If you inherit an IRA from a parent or sibling, writes Eric Vogt in Forbes, you probably have many questions:
- What options do I have for taking distributions?
- What are the tax implications?
- How do I incorporate this inheritance into my existing financial plan?
Two things you can’t do:
- roll the inherited IRA into your own existing IRA
- continue to defer tax until your own age 59 1/2
Things you can – or must do:
- Roll over the inherited assets into an inherited IRA in your name. The account would be titled as follows: “Your Parent’s Name, Deceased for the benefit of Your Name, Beneficiary”.
- Begin taking required minimum distributions by Dec. 31 of the year following the original owner’s death (however, if the person who died was 70 1/2 or older, any Required Minimum Distributions due prior to or during the year of the rollover must be taken out right away). If you leave the money in the account, but fail to take the necessary distributions, there is a 50% tax penalty.
- Distributions in excess of your share of your Required Minimum Distributions must first go into an inherited IRA. All distributions you take will be included in your gross income for tax purposes.
There are three ways to take cash distributions:
- All at once (lump sum) – you will pay income tax on the entire amount.
- Over five years – there will be no penalty, but you will pay tax each year on the amount withdrawn.
- Over the course of your own life expectancy (using the Required Minimum Distribution table based on your age and on a percentage set each year by the IRS.
“An IRA’s greatest gift is long-term tax shelter,” writes Jane Bryant Quinn in AARP. “The tax-sheltered growth of these investments could continue for years, even for decades,” she explains, coming down on the side of heirs deferring tax on inherited IRAs as long as possible.
Correct titling of the account is critical. At Geyer Law, we often meet with the beneficiaries of our estate planning clients, helping each beneficiary select the best course of action given his or her own financial situation.

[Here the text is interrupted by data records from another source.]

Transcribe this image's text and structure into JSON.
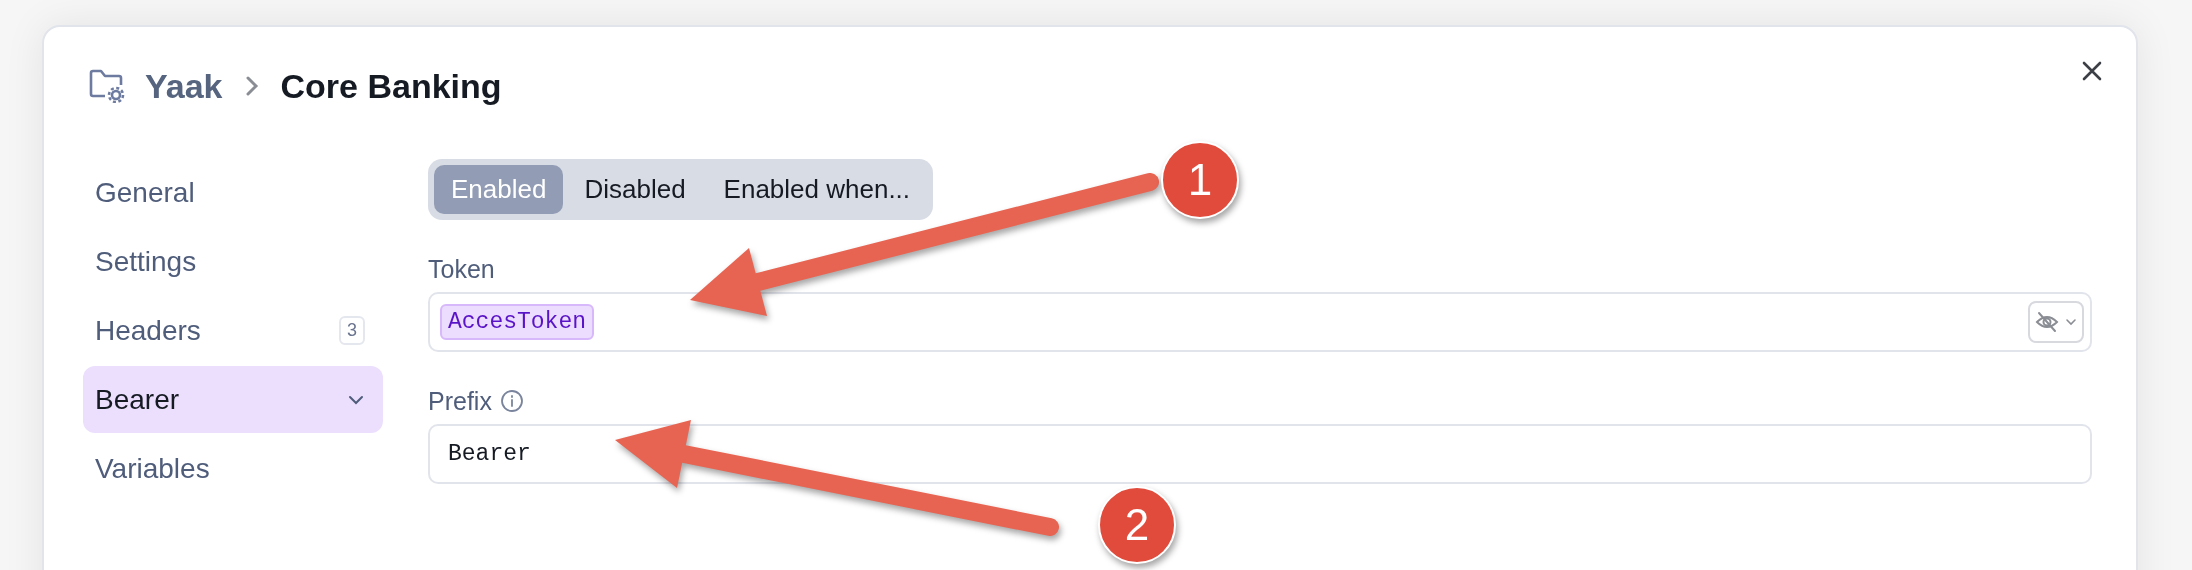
{
  "dialog": {
    "breadcrumb": {
      "parent": "Yaak",
      "current": "Core Banking"
    },
    "sidebar": {
      "items": [
        {
          "label": "General",
          "selected": false
        },
        {
          "label": "Settings",
          "selected": false
        },
        {
          "label": "Headers",
          "selected": false,
          "badge": "3"
        },
        {
          "label": "Bearer",
          "selected": true,
          "kind": "menu"
        },
        {
          "label": "Variables",
          "selected": false
        }
      ]
    },
    "segments": [
      {
        "label": "Enabled",
        "selected": true
      },
      {
        "label": "Disabled",
        "selected": false
      },
      {
        "label": "Enabled when...",
        "selected": false
      }
    ],
    "fields": [
      {
        "label": "Token",
        "kind": "variable",
        "value": "AccesToken",
        "info": false,
        "visibility_toggle": true
      },
      {
        "label": "Prefix",
        "kind": "text",
        "value": "Bearer",
        "info": true,
        "visibility_toggle": false
      }
    ]
  },
  "annotations": [
    {
      "number": "1"
    },
    {
      "number": "2"
    }
  ]
}
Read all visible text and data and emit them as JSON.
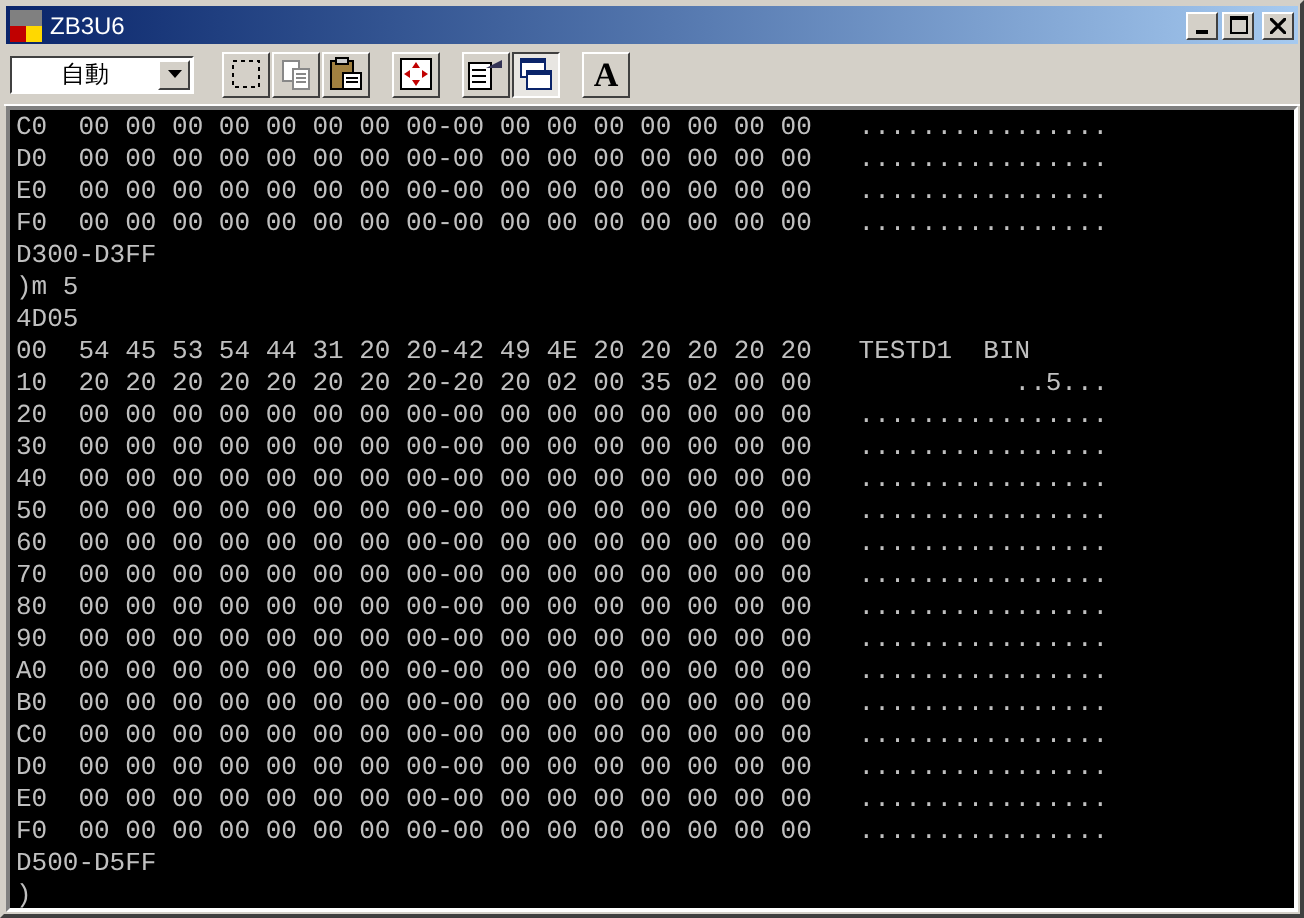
{
  "window": {
    "title": "ZB3U6"
  },
  "toolbar": {
    "font_select": {
      "value": "自動"
    },
    "buttons": [
      {
        "kind": "select",
        "pressed": false
      },
      {
        "kind": "copy",
        "pressed": false
      },
      {
        "kind": "paste",
        "pressed": false
      },
      {
        "kind": "fullscreen",
        "pressed": false
      },
      {
        "kind": "properties",
        "pressed": false
      },
      {
        "kind": "background",
        "pressed": true
      },
      {
        "kind": "font",
        "label": "A",
        "pressed": false
      }
    ]
  },
  "console": {
    "lines": [
      "C0  00 00 00 00 00 00 00 00-00 00 00 00 00 00 00 00   ................",
      "D0  00 00 00 00 00 00 00 00-00 00 00 00 00 00 00 00   ................",
      "E0  00 00 00 00 00 00 00 00-00 00 00 00 00 00 00 00   ................",
      "F0  00 00 00 00 00 00 00 00-00 00 00 00 00 00 00 00   ................",
      "D300-D3FF",
      ")m 5",
      "4D05",
      "00  54 45 53 54 44 31 20 20-42 49 4E 20 20 20 20 20   TESTD1  BIN",
      "10  20 20 20 20 20 20 20 20-20 20 02 00 35 02 00 00             ..5...",
      "20  00 00 00 00 00 00 00 00-00 00 00 00 00 00 00 00   ................",
      "30  00 00 00 00 00 00 00 00-00 00 00 00 00 00 00 00   ................",
      "40  00 00 00 00 00 00 00 00-00 00 00 00 00 00 00 00   ................",
      "50  00 00 00 00 00 00 00 00-00 00 00 00 00 00 00 00   ................",
      "60  00 00 00 00 00 00 00 00-00 00 00 00 00 00 00 00   ................",
      "70  00 00 00 00 00 00 00 00-00 00 00 00 00 00 00 00   ................",
      "80  00 00 00 00 00 00 00 00-00 00 00 00 00 00 00 00   ................",
      "90  00 00 00 00 00 00 00 00-00 00 00 00 00 00 00 00   ................",
      "A0  00 00 00 00 00 00 00 00-00 00 00 00 00 00 00 00   ................",
      "B0  00 00 00 00 00 00 00 00-00 00 00 00 00 00 00 00   ................",
      "C0  00 00 00 00 00 00 00 00-00 00 00 00 00 00 00 00   ................",
      "D0  00 00 00 00 00 00 00 00-00 00 00 00 00 00 00 00   ................",
      "E0  00 00 00 00 00 00 00 00-00 00 00 00 00 00 00 00   ................",
      "F0  00 00 00 00 00 00 00 00-00 00 00 00 00 00 00 00   ................",
      "D500-D5FF",
      ")"
    ]
  }
}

If you inherit an IRA from a parent or sibling, it’s important to know the things you can’t do, the things you can do, and the things you must do to make the most out of your legacy.
– by Rebecca W. Geyer